Osprey Aircraft of the Aces 15 : Soviet Aces of World War 2
During the 1930s the exploits of Chkalov with his record breaking flights, the tremendous publicity given to the rescue of the Chelyuskin survivors (for which the Hero of the Soviet Union award was made for the very first time on 20 April 1934) and the examples set by epoch-making women aircrew like navigator (and later pilot) Marina Raskova all served to inspire volunteers to join the most glamorous of the armed services in the Union of Soviet Socialist Republics - the Air Forces. No single book in English has ever appeared in the West dealing with this intriguing subject area, but now that restrictions have relaxed in the former Soviet Union, records of the deeds of the elite pilots of the various Soviet Air Forces are coming to light. Although initially equipped with very poor aircraft, and robbed of effective leadership thanks as much to Stalin's purges in the late 1930s as to the efforts of the Luftwaffe, Soviet fighter pilots soon turned the tables through the use of both lend-lease aircraft like the Hurricane, Spitfire, P-39 and P-40, and home-grown machines like the MiG-3, LaGG-3/5, Lavochkin La-5/7/9 and the Yak-1/3. Indeed, the later Yaks and Lavochkins were easily superior to the Bf 109 and Fw 190 at low-level - the favoured 'killing field' of pilots like Ivan Khozedub and Alexander Pokryshkin, both of whom finished with higher scores than the leading pilots in the West. Text by Hugh Morgan with illustrations by John Weal.
- The Making of a Fighter Ace
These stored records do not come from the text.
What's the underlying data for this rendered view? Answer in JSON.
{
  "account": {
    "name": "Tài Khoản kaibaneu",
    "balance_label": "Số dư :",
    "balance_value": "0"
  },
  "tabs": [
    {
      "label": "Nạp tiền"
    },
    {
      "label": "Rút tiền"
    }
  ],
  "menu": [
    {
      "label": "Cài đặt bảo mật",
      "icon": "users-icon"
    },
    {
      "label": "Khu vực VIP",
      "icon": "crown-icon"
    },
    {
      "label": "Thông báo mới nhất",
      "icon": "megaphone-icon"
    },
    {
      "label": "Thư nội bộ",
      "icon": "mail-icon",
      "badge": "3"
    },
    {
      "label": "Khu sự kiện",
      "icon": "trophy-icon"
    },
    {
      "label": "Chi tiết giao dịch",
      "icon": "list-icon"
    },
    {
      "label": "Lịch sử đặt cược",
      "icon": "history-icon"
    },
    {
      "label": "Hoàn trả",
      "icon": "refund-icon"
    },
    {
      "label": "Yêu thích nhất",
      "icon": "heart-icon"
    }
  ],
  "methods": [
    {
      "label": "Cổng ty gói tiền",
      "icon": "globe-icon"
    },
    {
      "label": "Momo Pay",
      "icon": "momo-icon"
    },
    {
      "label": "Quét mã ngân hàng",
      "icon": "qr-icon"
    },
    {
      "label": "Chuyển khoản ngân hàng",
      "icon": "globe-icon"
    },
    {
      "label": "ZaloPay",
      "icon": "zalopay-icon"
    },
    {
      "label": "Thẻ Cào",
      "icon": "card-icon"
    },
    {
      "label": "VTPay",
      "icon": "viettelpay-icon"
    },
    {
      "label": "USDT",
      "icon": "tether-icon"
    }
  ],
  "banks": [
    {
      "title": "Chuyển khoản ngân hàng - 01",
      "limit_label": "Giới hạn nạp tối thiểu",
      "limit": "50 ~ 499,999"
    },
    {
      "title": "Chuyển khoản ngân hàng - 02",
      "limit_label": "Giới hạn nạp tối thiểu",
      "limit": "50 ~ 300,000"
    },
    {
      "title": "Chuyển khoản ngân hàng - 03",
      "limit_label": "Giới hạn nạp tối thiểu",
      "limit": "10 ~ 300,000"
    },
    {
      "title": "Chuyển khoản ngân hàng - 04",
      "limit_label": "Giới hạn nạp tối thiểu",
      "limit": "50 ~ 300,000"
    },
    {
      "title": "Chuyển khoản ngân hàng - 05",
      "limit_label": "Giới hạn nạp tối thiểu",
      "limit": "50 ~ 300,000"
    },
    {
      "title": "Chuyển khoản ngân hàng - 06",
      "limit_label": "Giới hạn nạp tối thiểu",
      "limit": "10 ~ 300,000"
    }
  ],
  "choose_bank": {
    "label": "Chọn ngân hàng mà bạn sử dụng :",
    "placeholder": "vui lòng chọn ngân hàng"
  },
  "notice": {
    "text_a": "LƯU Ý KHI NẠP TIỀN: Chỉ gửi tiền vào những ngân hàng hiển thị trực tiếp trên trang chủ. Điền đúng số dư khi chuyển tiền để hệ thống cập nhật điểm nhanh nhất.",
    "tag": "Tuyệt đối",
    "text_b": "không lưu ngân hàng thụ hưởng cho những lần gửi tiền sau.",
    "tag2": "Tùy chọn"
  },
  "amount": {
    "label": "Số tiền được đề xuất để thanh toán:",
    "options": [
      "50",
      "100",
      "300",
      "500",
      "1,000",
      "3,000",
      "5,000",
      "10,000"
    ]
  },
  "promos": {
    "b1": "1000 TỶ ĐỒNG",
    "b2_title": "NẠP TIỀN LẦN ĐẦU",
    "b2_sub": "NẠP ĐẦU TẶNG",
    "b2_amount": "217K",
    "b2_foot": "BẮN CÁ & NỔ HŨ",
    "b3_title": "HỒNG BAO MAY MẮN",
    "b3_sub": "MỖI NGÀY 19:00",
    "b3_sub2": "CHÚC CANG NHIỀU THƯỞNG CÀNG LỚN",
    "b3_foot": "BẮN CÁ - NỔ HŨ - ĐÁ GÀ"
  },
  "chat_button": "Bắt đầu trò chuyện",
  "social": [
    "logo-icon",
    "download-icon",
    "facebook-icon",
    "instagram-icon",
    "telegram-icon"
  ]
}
- Evolution of VVS Fighter Aviation 1941-45
- Fighter Aircraft and their Aces
- The Leading Aces
Osprey Aircraft of the Aces